◆ Brief
Read the data below line by line and state how many lines hold "completed". Nothing else belongs in the answer.

◆ Supplied records
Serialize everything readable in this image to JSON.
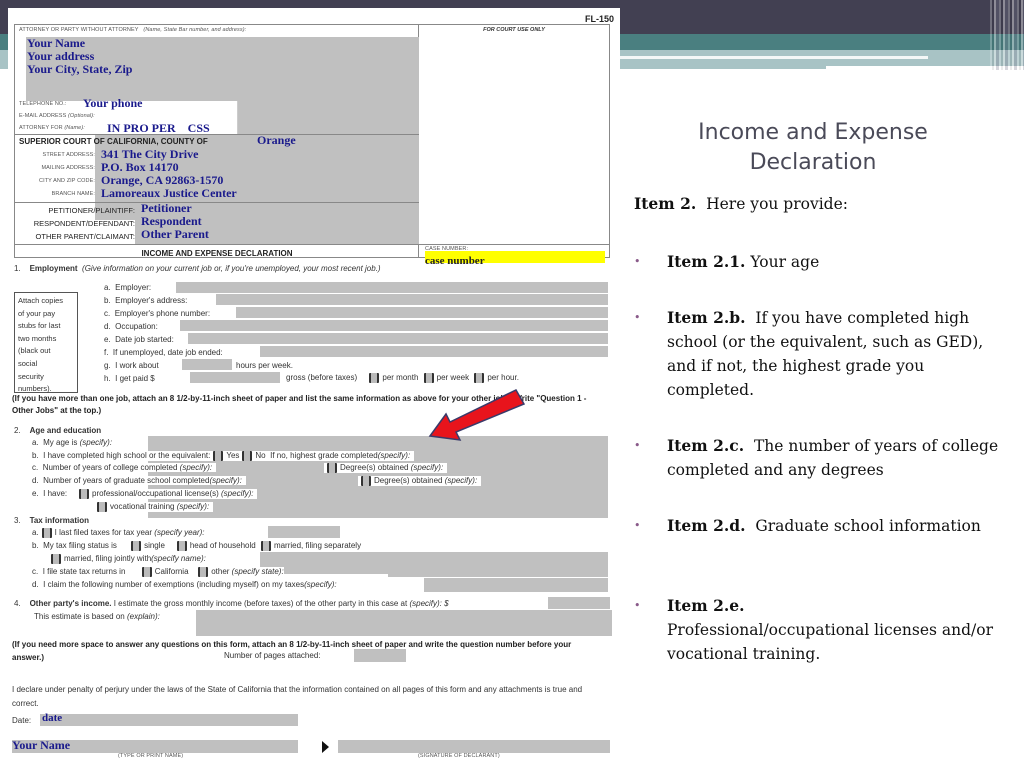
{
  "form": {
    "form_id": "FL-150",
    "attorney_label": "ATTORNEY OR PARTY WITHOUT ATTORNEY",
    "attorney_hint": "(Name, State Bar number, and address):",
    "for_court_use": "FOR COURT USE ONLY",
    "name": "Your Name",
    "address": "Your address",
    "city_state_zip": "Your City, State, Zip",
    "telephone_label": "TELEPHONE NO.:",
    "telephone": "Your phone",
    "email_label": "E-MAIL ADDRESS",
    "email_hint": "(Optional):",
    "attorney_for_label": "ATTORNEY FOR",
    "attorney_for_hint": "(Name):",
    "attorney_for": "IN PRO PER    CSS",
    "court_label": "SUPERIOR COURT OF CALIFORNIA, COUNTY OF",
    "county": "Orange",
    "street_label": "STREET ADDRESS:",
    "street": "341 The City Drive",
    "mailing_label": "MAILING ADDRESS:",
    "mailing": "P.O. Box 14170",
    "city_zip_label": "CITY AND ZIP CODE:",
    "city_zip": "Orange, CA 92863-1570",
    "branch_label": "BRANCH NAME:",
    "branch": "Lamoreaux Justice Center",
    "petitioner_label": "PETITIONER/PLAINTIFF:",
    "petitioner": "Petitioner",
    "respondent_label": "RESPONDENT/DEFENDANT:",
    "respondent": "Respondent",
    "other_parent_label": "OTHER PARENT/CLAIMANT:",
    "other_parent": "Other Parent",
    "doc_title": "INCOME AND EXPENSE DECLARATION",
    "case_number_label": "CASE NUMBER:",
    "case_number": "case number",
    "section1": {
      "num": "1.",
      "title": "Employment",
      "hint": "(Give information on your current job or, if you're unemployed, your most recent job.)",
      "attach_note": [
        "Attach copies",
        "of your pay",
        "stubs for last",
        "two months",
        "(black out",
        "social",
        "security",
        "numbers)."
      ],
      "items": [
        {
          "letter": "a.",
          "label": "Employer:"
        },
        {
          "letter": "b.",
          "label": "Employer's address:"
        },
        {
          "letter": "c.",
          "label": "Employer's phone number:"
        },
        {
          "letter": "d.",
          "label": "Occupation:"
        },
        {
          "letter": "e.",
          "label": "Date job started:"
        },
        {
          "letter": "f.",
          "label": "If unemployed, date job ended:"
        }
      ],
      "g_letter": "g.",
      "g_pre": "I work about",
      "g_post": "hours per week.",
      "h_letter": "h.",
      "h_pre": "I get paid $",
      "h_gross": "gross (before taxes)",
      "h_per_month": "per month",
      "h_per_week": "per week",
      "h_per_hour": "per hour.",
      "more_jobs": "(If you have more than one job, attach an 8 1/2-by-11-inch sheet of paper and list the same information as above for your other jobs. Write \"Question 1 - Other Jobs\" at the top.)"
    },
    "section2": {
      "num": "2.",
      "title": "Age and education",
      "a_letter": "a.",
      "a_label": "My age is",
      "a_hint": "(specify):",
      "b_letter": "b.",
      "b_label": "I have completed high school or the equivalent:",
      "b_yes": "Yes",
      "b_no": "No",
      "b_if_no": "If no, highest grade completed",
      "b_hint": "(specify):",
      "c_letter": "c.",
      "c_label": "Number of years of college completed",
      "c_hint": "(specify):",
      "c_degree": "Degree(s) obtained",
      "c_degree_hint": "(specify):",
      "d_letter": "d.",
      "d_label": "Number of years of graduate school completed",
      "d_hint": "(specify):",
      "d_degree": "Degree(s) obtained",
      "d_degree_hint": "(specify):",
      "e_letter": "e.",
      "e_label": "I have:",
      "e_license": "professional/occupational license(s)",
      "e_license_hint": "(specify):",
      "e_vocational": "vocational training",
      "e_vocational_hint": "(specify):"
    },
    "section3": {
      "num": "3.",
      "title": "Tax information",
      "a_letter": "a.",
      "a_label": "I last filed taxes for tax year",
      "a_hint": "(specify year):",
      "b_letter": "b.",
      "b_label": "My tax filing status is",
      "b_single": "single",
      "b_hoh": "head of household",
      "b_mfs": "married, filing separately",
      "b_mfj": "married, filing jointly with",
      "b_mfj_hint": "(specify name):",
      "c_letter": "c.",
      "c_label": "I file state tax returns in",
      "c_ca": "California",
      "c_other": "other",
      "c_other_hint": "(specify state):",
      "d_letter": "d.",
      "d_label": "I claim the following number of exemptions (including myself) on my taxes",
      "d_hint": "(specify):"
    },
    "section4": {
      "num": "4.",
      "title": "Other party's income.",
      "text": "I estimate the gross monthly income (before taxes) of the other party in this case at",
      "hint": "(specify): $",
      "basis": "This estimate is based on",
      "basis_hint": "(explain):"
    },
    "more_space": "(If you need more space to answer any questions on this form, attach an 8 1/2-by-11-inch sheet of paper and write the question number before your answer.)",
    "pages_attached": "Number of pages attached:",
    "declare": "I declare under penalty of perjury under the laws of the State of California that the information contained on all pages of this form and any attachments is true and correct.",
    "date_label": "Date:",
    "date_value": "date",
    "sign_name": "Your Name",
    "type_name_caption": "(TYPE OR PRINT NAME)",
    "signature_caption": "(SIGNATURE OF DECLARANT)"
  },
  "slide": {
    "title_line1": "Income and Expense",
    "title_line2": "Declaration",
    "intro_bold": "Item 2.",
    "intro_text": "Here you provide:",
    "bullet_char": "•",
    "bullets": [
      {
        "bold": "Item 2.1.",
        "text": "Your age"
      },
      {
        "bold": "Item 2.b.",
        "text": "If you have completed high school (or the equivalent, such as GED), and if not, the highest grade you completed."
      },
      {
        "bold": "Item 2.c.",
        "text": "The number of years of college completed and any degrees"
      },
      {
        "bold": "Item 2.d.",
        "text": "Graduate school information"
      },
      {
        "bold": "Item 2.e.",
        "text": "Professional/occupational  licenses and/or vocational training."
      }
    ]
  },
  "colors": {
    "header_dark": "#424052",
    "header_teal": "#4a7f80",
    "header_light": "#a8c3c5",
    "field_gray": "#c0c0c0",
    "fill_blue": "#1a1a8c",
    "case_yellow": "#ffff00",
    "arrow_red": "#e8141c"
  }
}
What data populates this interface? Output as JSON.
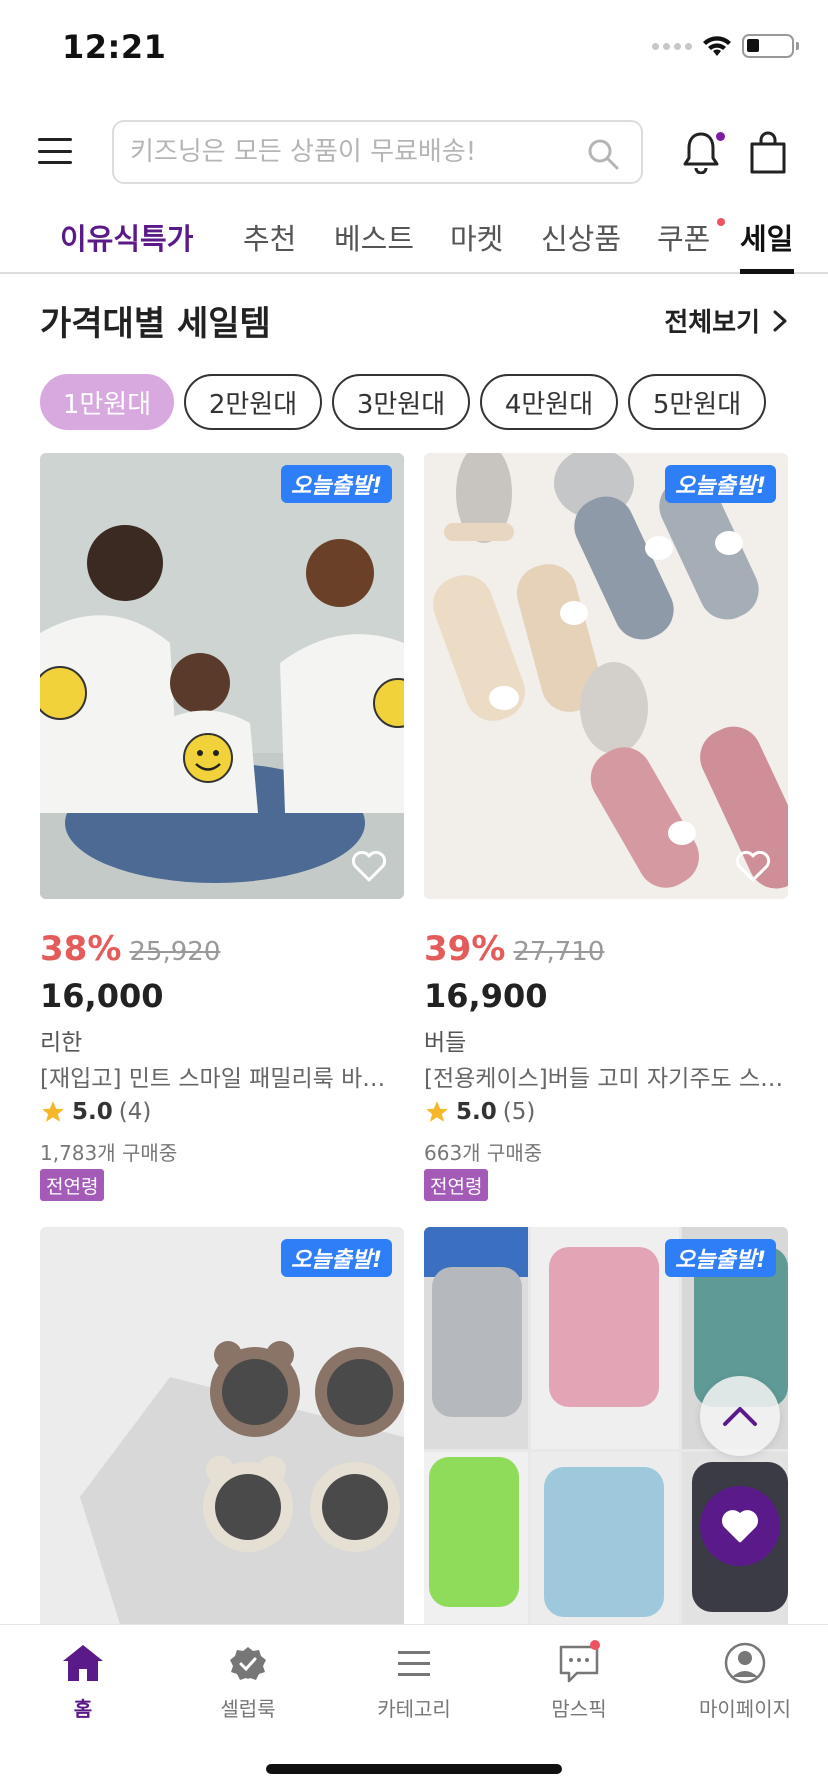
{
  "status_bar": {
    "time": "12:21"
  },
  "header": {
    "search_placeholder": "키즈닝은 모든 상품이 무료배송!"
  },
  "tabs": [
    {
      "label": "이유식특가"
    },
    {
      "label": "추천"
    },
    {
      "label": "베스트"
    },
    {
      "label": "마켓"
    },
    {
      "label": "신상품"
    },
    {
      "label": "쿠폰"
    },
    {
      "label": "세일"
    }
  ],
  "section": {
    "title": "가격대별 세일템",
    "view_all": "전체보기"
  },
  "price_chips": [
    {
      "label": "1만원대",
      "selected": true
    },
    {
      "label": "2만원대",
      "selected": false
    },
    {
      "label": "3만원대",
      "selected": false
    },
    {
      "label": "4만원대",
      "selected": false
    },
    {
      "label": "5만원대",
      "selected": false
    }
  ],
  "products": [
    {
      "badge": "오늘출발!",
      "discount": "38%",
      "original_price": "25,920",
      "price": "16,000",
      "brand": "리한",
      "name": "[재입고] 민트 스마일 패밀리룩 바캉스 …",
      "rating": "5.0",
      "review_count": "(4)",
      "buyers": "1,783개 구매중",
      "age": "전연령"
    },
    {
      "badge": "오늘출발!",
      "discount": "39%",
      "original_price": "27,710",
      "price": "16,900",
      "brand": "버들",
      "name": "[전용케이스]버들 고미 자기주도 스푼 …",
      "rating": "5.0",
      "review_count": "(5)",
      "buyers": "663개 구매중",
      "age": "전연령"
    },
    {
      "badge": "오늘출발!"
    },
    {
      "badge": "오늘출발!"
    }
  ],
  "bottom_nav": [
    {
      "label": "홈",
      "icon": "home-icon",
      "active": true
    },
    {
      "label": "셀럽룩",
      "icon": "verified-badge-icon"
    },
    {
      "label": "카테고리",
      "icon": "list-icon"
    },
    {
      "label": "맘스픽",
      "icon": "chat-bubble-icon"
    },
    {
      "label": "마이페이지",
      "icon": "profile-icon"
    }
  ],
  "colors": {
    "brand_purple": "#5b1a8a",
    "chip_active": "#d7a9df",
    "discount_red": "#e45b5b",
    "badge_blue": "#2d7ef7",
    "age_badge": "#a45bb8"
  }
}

◆ Output for this task
6